**Exercise aim:** A word-for-word repetition of all the entries is required.

**Record set:**
━━━━━━━━━━━━━━━━━━━━
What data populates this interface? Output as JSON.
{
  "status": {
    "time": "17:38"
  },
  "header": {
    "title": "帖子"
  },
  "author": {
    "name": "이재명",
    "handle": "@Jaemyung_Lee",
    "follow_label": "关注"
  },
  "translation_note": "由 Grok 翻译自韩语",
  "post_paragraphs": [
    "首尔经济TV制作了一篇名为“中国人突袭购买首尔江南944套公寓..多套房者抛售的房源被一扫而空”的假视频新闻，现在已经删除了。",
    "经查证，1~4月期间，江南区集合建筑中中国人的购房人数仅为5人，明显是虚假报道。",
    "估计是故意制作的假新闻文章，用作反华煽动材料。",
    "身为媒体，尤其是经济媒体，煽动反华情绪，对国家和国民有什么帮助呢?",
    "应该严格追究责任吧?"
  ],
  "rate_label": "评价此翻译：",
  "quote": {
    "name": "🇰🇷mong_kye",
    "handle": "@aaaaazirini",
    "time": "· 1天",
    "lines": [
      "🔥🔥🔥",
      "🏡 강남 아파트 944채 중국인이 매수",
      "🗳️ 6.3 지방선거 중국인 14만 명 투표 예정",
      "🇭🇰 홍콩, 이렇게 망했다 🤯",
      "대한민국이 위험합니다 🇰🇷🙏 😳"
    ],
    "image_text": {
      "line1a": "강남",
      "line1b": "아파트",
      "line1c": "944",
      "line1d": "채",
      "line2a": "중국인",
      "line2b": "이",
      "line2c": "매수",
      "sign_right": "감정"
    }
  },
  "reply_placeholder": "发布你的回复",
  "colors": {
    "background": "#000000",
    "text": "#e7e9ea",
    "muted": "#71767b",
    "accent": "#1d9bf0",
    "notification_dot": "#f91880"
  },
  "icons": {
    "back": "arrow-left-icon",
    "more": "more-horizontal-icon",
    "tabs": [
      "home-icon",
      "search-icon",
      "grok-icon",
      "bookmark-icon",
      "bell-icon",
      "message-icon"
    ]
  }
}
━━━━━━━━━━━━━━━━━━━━
**Solution for this exercise:**
What data populates this interface? Output as JSON.
{
  "status": {
    "time": "17:38"
  },
  "header": {
    "title": "帖子"
  },
  "author": {
    "name": "이재명",
    "handle": "@Jaemyung_Lee",
    "follow_label": "关注"
  },
  "translation_note": "由 Grok 翻译自韩语",
  "post_paragraphs": [
    "首尔经济TV制作了一篇名为“中国人突袭购买首尔江南944套公寓..多套房者抛售的房源被一扫而空”的假视频新闻，现在已经删除了。",
    "经查证，1~4月期间，江南区集合建筑中中国人的购房人数仅为5人，明显是虚假报道。",
    "估计是故意制作的假新闻文章，用作反华煽动材料。",
    "身为媒体，尤其是经济媒体，煽动反华情绪，对国家和国民有什么帮助呢?",
    "应该严格追究责任吧?"
  ],
  "rate_label": "评价此翻译：",
  "quote": {
    "name": "🇰🇷mong_kye",
    "handle": "@aaaaazirini",
    "time": "· 1天",
    "lines": [
      "🔥🔥🔥",
      "🏡 강남 아파트 944채 중국인이 매수",
      "🗳️ 6.3 지방선거 중국인 14만 명 투표 예정",
      "🇭🇰 홍콩, 이렇게 망했다 🤯",
      "대한민국이 위험합니다 🇰🇷🙏 😳"
    ],
    "image_text": {
      "line1a": "강남",
      "line1b": "아파트",
      "line1c": "944",
      "line1d": "채",
      "line2a": "중국인",
      "line2b": "이",
      "line2c": "매수",
      "sign_right": "감정"
    }
  },
  "reply_placeholder": "发布你的回复",
  "colors": {
    "background": "#000000",
    "text": "#e7e9ea",
    "muted": "#71767b",
    "accent": "#1d9bf0",
    "notification_dot": "#f91880"
  },
  "icons": {
    "back": "arrow-left-icon",
    "more": "more-horizontal-icon",
    "tabs": [
      "home-icon",
      "search-icon",
      "grok-icon",
      "bookmark-icon",
      "bell-icon",
      "message-icon"
    ]
  }
}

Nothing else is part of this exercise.